Family members of Meghan Smith, 29, of Saranac Lake, gathered at the base of Alice Hyde’s flag pole Saturday afternoon, where they reminisced about Meghan’s life, grieved over her loss, and celebrated her impact both on the lives of those she knew and loved, and four individuals she will never meet.
In the early morning hours of Jan. 14 Meghan, who was a diabetic, experienced a medical event that stopped her breathing and left her without a heartbeat. She was taken ambulance to University of Vermont Health Network — Champlain Valley Physicians Hospital (CVPH) in Plattsburgh. There, the health care team was successful in getting Meghan’s heart beating again, but after three days she was ultimately declared brain dead.
For Meghan’s family and especially her mother, Jodi Lynn Jeror, Meghan’s plight presented a heart-wrenching crossroads. In 2007 Meghan had lost her first child, Brady, to stillbirth. In the wake of that tragedy both Meghan and Jodi had decided to become organ donors. Now Meghan, a mother of three young children at home, was not expected to recover.
At about 8 p.m. on Jan. 18, more than 100 CVPH employees lined the hallways of the hospital, paying tribute to Meghan as she was wheeled into the operating room for the last time. It marked the first honor walk in CVPH history, and still touches Jodi’s heart when she thinks back to that day.
“That was the hardest walk, but it was the most touching — to have all those people come out and honor her. To have to make that decision to let her go was something that no parent should have to do,” said Jeror. “But she was always trying to help people, wherever and whenever she could. It was hard, but I’m never more proud than I am now that she did it.”
On Saturday Alice Hyde employees joined Jeror and the rest of Meghan’s family at a ceremony raising a “Donors Save Lives” flag from the Center for Donation & Transplant. The flag will fly above Alice Hyde Medical Center in Meghan’s honor before being given to Meghan’s family.
Jeror said her family is honoring Meghan’s legacy by doing something else as well — becoming organ donors themselves, and sharing the powerful impact being a donor can have on the lives of others.
“Because of this the big majority of my family, which is a large family, has signed donor cards,” she said.
According to Donate Life more than 100,000 people await lifesaving organ transplants, and 22 people die every day waiting for a life-saving organ donation. Last year more than 36,500 organ transplants from 17,500 donors saved lives, and more than 145.5 million people were registered organ, eye and tissue donors.
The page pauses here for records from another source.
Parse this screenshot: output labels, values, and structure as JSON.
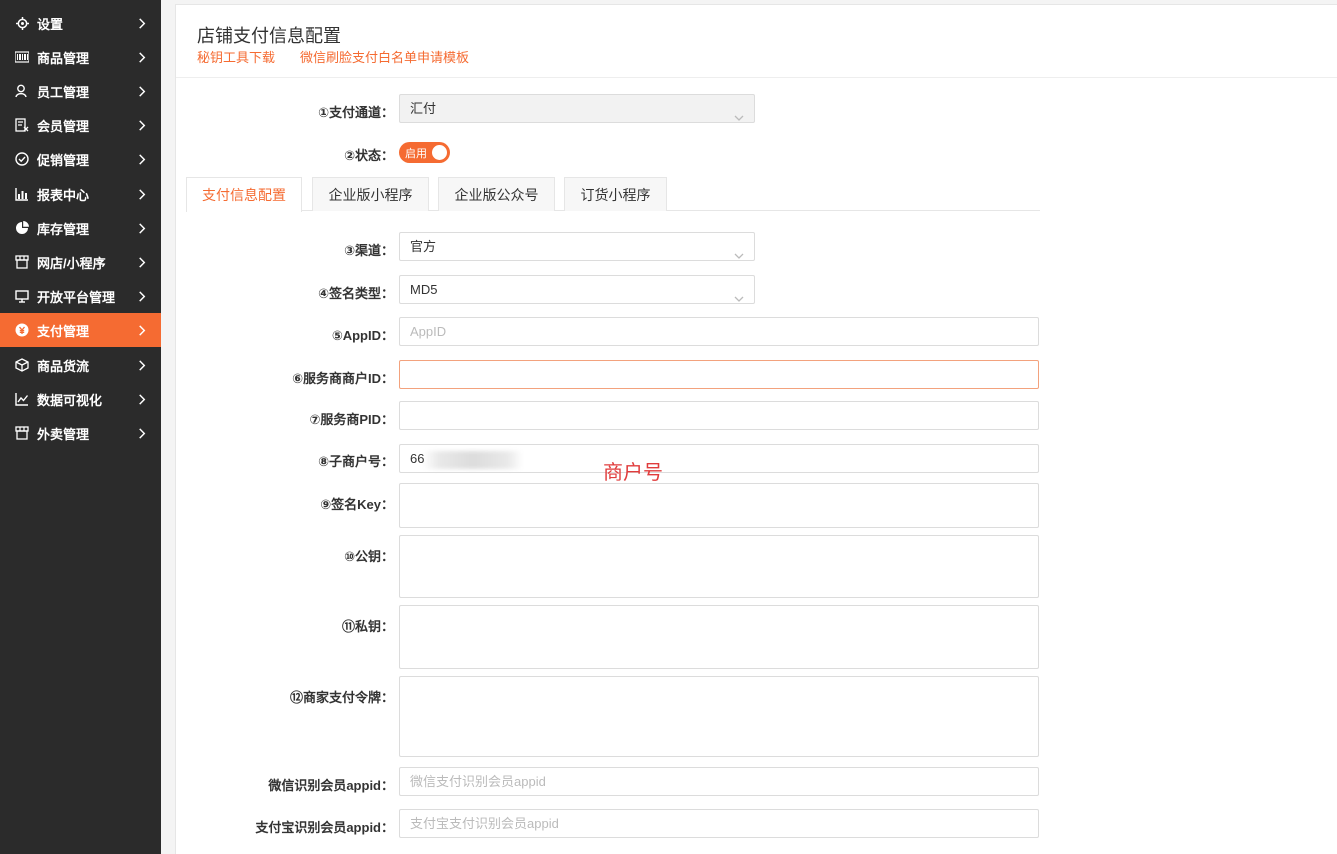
{
  "sidebar": {
    "items": [
      {
        "label": "设置",
        "icon": "gear-icon"
      },
      {
        "label": "商品管理",
        "icon": "barcode-icon"
      },
      {
        "label": "员工管理",
        "icon": "user-icon"
      },
      {
        "label": "会员管理",
        "icon": "member-card-icon"
      },
      {
        "label": "促销管理",
        "icon": "check-circle-icon"
      },
      {
        "label": "报表中心",
        "icon": "bar-chart-icon"
      },
      {
        "label": "库存管理",
        "icon": "pie-chart-icon"
      },
      {
        "label": "网店/小程序",
        "icon": "store-icon"
      },
      {
        "label": "开放平台管理",
        "icon": "monitor-icon"
      },
      {
        "label": "支付管理",
        "icon": "payment-icon",
        "active": true
      },
      {
        "label": "商品货流",
        "icon": "cube-icon"
      },
      {
        "label": "数据可视化",
        "icon": "line-chart-icon"
      },
      {
        "label": "外卖管理",
        "icon": "shop-icon"
      }
    ]
  },
  "header": {
    "title": "店铺支付信息配置",
    "link_key_tool": "秘钥工具下载",
    "link_wechat_template": "微信刷脸支付白名单申请模板"
  },
  "form": {
    "channel_label": "①支付通道：",
    "channel_value": "汇付",
    "status_label": "②状态：",
    "status_value": "启用",
    "route_label": "③渠道：",
    "route_value": "官方",
    "sign_type_label": "④签名类型：",
    "sign_type_value": "MD5",
    "appid_label": "⑤AppID：",
    "appid_placeholder": "AppID",
    "sp_merchant_label": "⑥服务商商户ID：",
    "sp_pid_label": "⑦服务商PID：",
    "sub_merchant_label": "⑧子商户号：",
    "sub_merchant_value": "66",
    "sign_key_label": "⑨签名Key：",
    "public_key_label": "⑩公钥：",
    "private_key_label": "⑪私钥：",
    "merchant_token_label": "⑫商家支付令牌：",
    "wechat_appid_label": "微信识别会员appid：",
    "wechat_appid_placeholder": "微信支付识别会员appid",
    "alipay_appid_label": "支付宝识别会员appid：",
    "alipay_appid_placeholder": "支付宝支付识别会员appid"
  },
  "tabs": [
    "支付信息配置",
    "企业版小程序",
    "企业版公众号",
    "订货小程序"
  ],
  "annotation": "商户号",
  "colors": {
    "accent": "#f56b32",
    "sidebar_bg": "#2b2b2b",
    "annotation": "#e03c3c"
  }
}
For Jeror, her daughter’s final gifts to four strangers represent the core of who Meghan was: someone who cared for and helped anyone and everyone.
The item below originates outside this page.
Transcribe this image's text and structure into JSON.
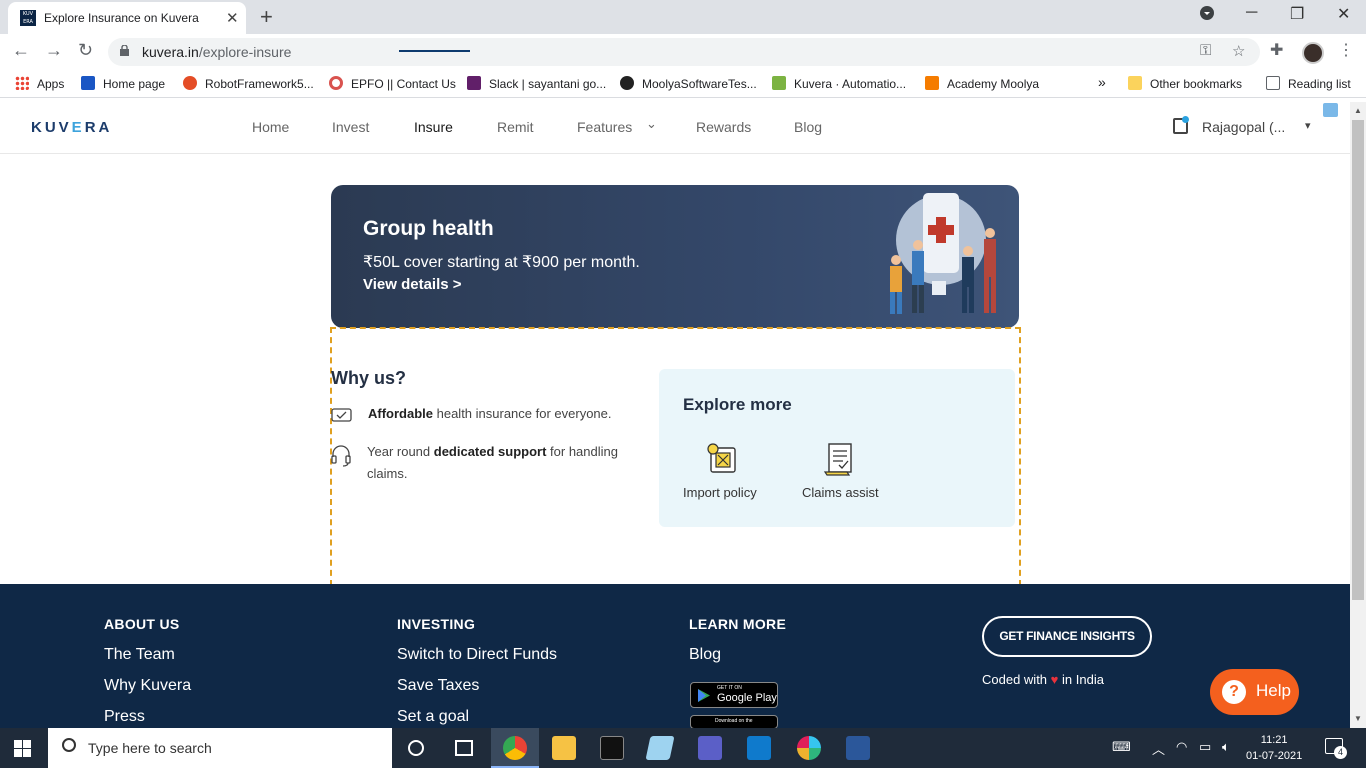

“She did everything she could for everybody,” said Jeror. “I know she’s watching, and I’m proud; I’m very proud of her.”
She said the family has already received a letter from one of the four people saved by Meghan’s final act — a man who received both of Meghan’s lungs.
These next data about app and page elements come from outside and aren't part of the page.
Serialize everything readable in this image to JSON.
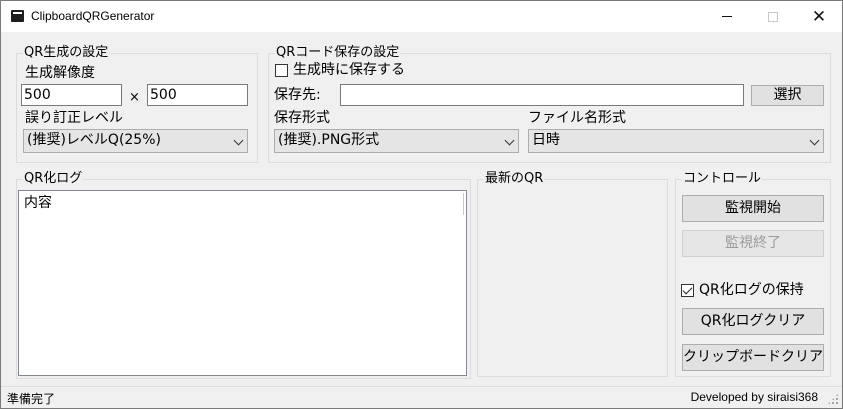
{
  "window": {
    "title": "ClipboardQRGenerator",
    "minimize_glyph": "—",
    "maximize_glyph": "□",
    "close_glyph": "✕"
  },
  "qr_settings": {
    "group_title": "QR生成の設定",
    "resolution_label": "生成解像度",
    "width_value": "500",
    "times_glyph": "×",
    "height_value": "500",
    "error_correction_label": "誤り訂正レベル",
    "error_correction_selected": "(推奨)レベルQ(25%)"
  },
  "save_settings": {
    "group_title": "QRコード保存の設定",
    "save_on_generate_label": "生成時に保存する",
    "save_on_generate_checked": false,
    "save_dest_label": "保存先:",
    "save_dest_value": "",
    "select_button": "選択",
    "save_format_label": "保存形式",
    "save_format_selected": "(推奨).PNG形式",
    "filename_format_label": "ファイル名形式",
    "filename_format_selected": "日時"
  },
  "qr_log": {
    "group_title": "QR化ログ",
    "header": "内容"
  },
  "latest_qr": {
    "group_title": "最新のQR"
  },
  "control": {
    "group_title": "コントロール",
    "start_button": "監視開始",
    "stop_button": "監視終了",
    "keep_log_label": "QR化ログの保持",
    "keep_log_checked": true,
    "clear_log_button": "QR化ログクリア",
    "clear_clipboard_button": "クリップボードクリア"
  },
  "status_bar": {
    "status": "準備完了",
    "developer": "Developed by siraisi368"
  }
}
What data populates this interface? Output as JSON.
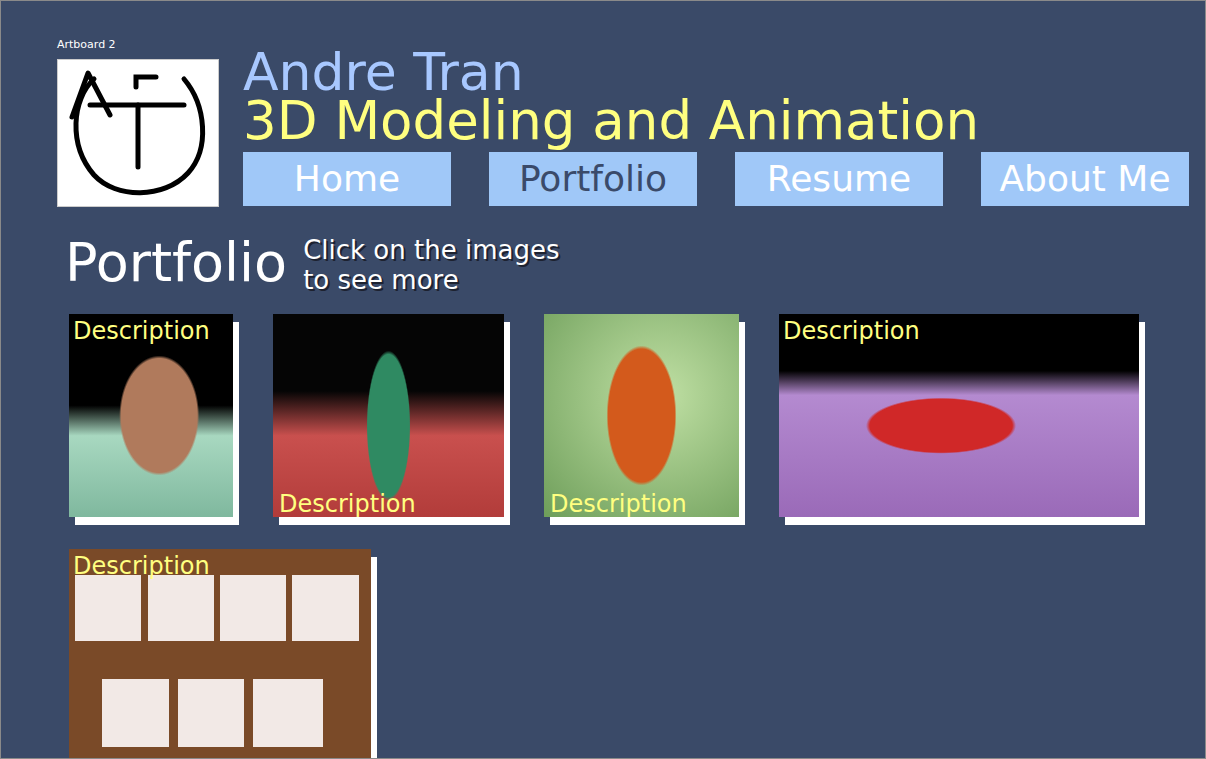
{
  "artboard": {
    "label": "Artboard 2"
  },
  "header": {
    "name": "Andre Tran",
    "subtitle": "3D Modeling and Animation"
  },
  "nav": [
    {
      "label": "Home",
      "selected": false
    },
    {
      "label": "Portfolio",
      "selected": true
    },
    {
      "label": "Resume",
      "selected": false
    },
    {
      "label": "About Me",
      "selected": false
    }
  ],
  "page": {
    "title": "Portfolio",
    "hint_lines": [
      "Click on the images",
      "to see more"
    ]
  },
  "gallery": [
    {
      "caption": "Description",
      "kind": "top"
    },
    {
      "caption": "Description",
      "kind": "bottom"
    },
    {
      "caption": "Description",
      "kind": "bottom"
    },
    {
      "caption": "Description",
      "kind": "top"
    },
    {
      "caption": "Description",
      "kind": "top"
    }
  ]
}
“I’m hoping down the road to be able to meet him,” said Jeror,” because I’d love to hear (Meghan’s) lungs again.”
To learn more about becoming an organ donor visit DonateLife.net; or to register as a donor visit RegisterMe.org.